* Exercise directions:
Each entry below must appear in the output exactly as written.

* Extracted entries:

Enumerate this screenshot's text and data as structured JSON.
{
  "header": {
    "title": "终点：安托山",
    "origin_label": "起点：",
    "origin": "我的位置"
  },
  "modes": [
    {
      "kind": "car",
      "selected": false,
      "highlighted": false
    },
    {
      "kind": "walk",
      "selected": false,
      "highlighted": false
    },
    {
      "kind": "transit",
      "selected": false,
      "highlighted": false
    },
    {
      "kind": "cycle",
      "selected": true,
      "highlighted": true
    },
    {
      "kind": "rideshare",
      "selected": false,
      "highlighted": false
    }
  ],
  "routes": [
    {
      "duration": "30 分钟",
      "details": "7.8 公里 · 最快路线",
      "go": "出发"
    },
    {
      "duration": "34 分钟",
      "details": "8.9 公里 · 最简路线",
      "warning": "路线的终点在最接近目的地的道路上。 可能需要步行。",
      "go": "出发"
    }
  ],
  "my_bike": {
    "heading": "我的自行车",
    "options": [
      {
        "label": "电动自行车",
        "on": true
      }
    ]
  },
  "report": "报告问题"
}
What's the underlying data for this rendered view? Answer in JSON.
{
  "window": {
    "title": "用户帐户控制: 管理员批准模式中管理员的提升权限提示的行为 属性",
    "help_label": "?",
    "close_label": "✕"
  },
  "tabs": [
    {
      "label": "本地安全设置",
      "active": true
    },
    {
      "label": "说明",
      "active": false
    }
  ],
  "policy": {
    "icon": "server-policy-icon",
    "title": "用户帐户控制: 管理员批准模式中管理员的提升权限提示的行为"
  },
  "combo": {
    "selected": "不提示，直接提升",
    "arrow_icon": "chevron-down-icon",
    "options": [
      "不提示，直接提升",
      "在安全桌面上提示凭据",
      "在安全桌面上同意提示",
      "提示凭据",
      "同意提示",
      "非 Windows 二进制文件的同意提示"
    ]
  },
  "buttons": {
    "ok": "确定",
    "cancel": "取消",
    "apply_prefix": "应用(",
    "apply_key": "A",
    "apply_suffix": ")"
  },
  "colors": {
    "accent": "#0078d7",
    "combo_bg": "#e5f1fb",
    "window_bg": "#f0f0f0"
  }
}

* Solution for this problem:
Enumerate this screenshot's text and data as structured JSON.
{
  "header": {
    "title": "终点：安托山",
    "origin_label": "起点：",
    "origin": "我的位置"
  },
  "modes": [
    {
      "kind": "car",
      "selected": false,
      "highlighted": false
    },
    {
      "kind": "walk",
      "selected": false,
      "highlighted": false
    },
    {
      "kind": "transit",
      "selected": false,
      "highlighted": false
    },
    {
      "kind": "cycle",
      "selected": true,
      "highlighted": true
    },
    {
      "kind": "rideshare",
      "selected": false,
      "highlighted": false
    }
  ],
  "routes": [
    {
      "duration": "30 分钟",
      "details": "7.8 公里 · 最快路线",
      "go": "出发"
    },
    {
      "duration": "34 分钟",
      "details": "8.9 公里 · 最简路线",
      "warning": "路线的终点在最接近目的地的道路上。 可能需要步行。",
      "go": "出发"
    }
  ],
  "my_bike": {
    "heading": "我的自行车",
    "options": [
      {
        "label": "电动自行车",
        "on": true
      }
    ]
  },
  "report": "报告问题"
}
What's the underlying data for this rendered view? Answer in JSON.
{
  "window": {
    "title": "用户帐户控制: 管理员批准模式中管理员的提升权限提示的行为 属性",
    "help_label": "?",
    "close_label": "✕"
  },
  "tabs": [
    {
      "label": "本地安全设置",
      "active": true
    },
    {
      "label": "说明",
      "active": false
    }
  ],
  "policy": {
    "icon": "server-policy-icon",
    "title": "用户帐户控制: 管理员批准模式中管理员的提升权限提示的行为"
  },
  "combo": {
    "selected": "不提示，直接提升",
    "arrow_icon": "chevron-down-icon",
    "options": [
      "不提示，直接提升",
      "在安全桌面上提示凭据",
      "在安全桌面上同意提示",
      "提示凭据",
      "同意提示",
      "非 Windows 二进制文件的同意提示"
    ]
  },
  "buttons": {
    "ok": "确定",
    "cancel": "取消",
    "apply_prefix": "应用(",
    "apply_key": "A",
    "apply_suffix": ")"
  },
  "colors": {
    "accent": "#0078d7",
    "combo_bg": "#e5f1fb",
    "window_bg": "#f0f0f0"
  }
}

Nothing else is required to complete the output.